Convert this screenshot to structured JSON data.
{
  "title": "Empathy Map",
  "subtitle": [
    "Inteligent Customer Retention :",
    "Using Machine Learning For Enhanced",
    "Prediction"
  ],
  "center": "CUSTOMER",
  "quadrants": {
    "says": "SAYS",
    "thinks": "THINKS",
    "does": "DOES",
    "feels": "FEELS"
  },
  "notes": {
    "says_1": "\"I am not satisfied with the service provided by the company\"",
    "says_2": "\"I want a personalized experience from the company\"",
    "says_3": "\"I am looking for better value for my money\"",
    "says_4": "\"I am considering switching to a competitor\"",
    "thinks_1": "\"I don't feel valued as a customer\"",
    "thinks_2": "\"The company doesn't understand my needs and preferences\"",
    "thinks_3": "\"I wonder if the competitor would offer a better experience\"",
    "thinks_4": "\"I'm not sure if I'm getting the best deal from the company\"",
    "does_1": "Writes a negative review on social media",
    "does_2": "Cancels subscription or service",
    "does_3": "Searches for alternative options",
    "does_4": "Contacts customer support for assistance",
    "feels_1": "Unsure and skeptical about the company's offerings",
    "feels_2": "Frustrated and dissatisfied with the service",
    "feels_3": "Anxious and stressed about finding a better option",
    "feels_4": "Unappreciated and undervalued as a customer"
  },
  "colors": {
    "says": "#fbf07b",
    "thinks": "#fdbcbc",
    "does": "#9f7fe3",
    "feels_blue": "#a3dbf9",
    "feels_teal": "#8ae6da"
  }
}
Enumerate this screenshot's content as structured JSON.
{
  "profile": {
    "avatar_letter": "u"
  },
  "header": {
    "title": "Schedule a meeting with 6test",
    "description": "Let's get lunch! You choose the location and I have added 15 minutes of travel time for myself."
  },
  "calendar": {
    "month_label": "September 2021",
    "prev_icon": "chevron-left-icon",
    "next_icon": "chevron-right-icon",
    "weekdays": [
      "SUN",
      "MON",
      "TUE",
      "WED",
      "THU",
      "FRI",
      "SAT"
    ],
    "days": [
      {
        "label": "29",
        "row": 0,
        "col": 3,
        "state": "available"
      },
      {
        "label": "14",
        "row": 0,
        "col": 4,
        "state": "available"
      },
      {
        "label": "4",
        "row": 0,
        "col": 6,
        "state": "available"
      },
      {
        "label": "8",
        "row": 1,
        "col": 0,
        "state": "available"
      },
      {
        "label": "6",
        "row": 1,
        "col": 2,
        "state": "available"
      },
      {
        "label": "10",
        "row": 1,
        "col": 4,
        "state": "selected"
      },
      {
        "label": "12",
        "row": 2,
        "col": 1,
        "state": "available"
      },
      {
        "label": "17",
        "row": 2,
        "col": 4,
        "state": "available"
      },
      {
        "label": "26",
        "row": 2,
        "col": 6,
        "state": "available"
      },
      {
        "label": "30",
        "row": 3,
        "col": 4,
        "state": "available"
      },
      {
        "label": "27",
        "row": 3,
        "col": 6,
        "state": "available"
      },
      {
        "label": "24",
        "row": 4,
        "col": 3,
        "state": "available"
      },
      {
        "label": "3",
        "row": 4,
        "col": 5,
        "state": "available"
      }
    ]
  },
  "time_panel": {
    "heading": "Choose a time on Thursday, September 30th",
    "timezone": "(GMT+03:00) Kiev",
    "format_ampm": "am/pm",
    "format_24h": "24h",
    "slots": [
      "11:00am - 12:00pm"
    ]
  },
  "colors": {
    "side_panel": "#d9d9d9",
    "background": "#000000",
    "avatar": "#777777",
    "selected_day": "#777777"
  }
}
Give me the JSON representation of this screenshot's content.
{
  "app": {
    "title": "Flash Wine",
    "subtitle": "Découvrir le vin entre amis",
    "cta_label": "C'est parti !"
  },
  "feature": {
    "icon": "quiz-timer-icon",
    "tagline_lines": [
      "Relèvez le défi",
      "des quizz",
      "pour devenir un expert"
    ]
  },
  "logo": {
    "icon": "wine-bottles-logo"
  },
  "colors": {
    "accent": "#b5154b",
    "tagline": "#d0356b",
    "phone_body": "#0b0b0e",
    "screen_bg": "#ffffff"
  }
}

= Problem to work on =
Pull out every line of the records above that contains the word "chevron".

= Task result =
    "prev_icon": "chevron-left-icon",
    "next_icon": "chevron-right-icon",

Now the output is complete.